| Requirement |
Without the images, write out all of the following entries exactly.

| Input for this task |
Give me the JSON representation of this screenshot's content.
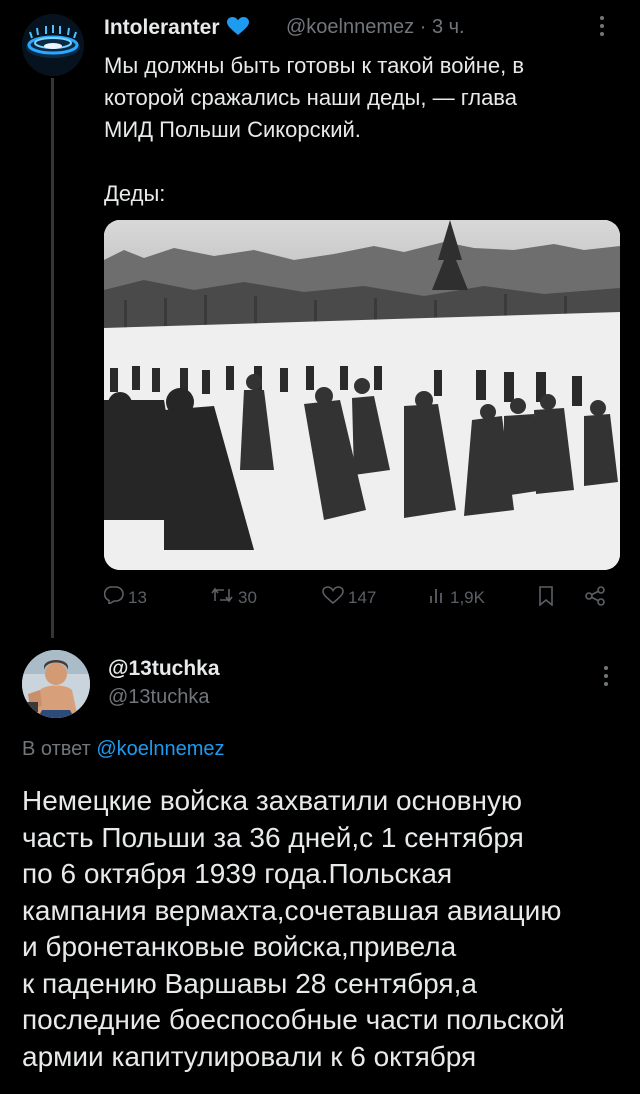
{
  "tweet": {
    "author_name": "Intoleranter",
    "author_handle": "@koelnnemez",
    "time": "3 ч.",
    "text": "Мы должны быть готовы к такой войне, в\nкоторой сражались наши деды, — глава\nМИД Польши Сикорский.\n\nДеды:",
    "actions": {
      "replies": "13",
      "retweets": "30",
      "likes": "147",
      "views": "1,9K"
    }
  },
  "reply": {
    "author_name": "@13tuchka",
    "author_handle": "@13tuchka",
    "replying_prefix": "В ответ",
    "replying_to": "@koelnnemez",
    "text": "Немецкие войска захватили основную\nчасть Польши за 36 дней,с 1 сентября\nпо 6 октября 1939 года.Польская\nкампания вермахта,сочетавшая авиацию\nи бронетанковые войска,привела\nк падению Варшавы 28 сентября,а\nпоследние боеспособные части польской\nармии капитулировали к 6 октября"
  },
  "colors": {
    "background": "#000000",
    "text": "#e7e9ea",
    "muted": "#71767b",
    "link": "#1d9bf0",
    "verified_heart": "#1d9bf0"
  }
}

| Output |
Give me the JSON representation of this screenshot's content.
{
  "tweet": {
    "author_name": "Intoleranter",
    "author_handle": "@koelnnemez",
    "time": "3 ч.",
    "text": "Мы должны быть готовы к такой войне, в\nкоторой сражались наши деды, — глава\nМИД Польши Сикорский.\n\nДеды:",
    "actions": {
      "replies": "13",
      "retweets": "30",
      "likes": "147",
      "views": "1,9K"
    }
  },
  "reply": {
    "author_name": "@13tuchka",
    "author_handle": "@13tuchka",
    "replying_prefix": "В ответ",
    "replying_to": "@koelnnemez",
    "text": "Немецкие войска захватили основную\nчасть Польши за 36 дней,с 1 сентября\nпо 6 октября 1939 года.Польская\nкампания вермахта,сочетавшая авиацию\nи бронетанковые войска,привела\nк падению Варшавы 28 сентября,а\nпоследние боеспособные части польской\nармии капитулировали к 6 октября"
  },
  "colors": {
    "background": "#000000",
    "text": "#e7e9ea",
    "muted": "#71767b",
    "link": "#1d9bf0",
    "verified_heart": "#1d9bf0"
  }
}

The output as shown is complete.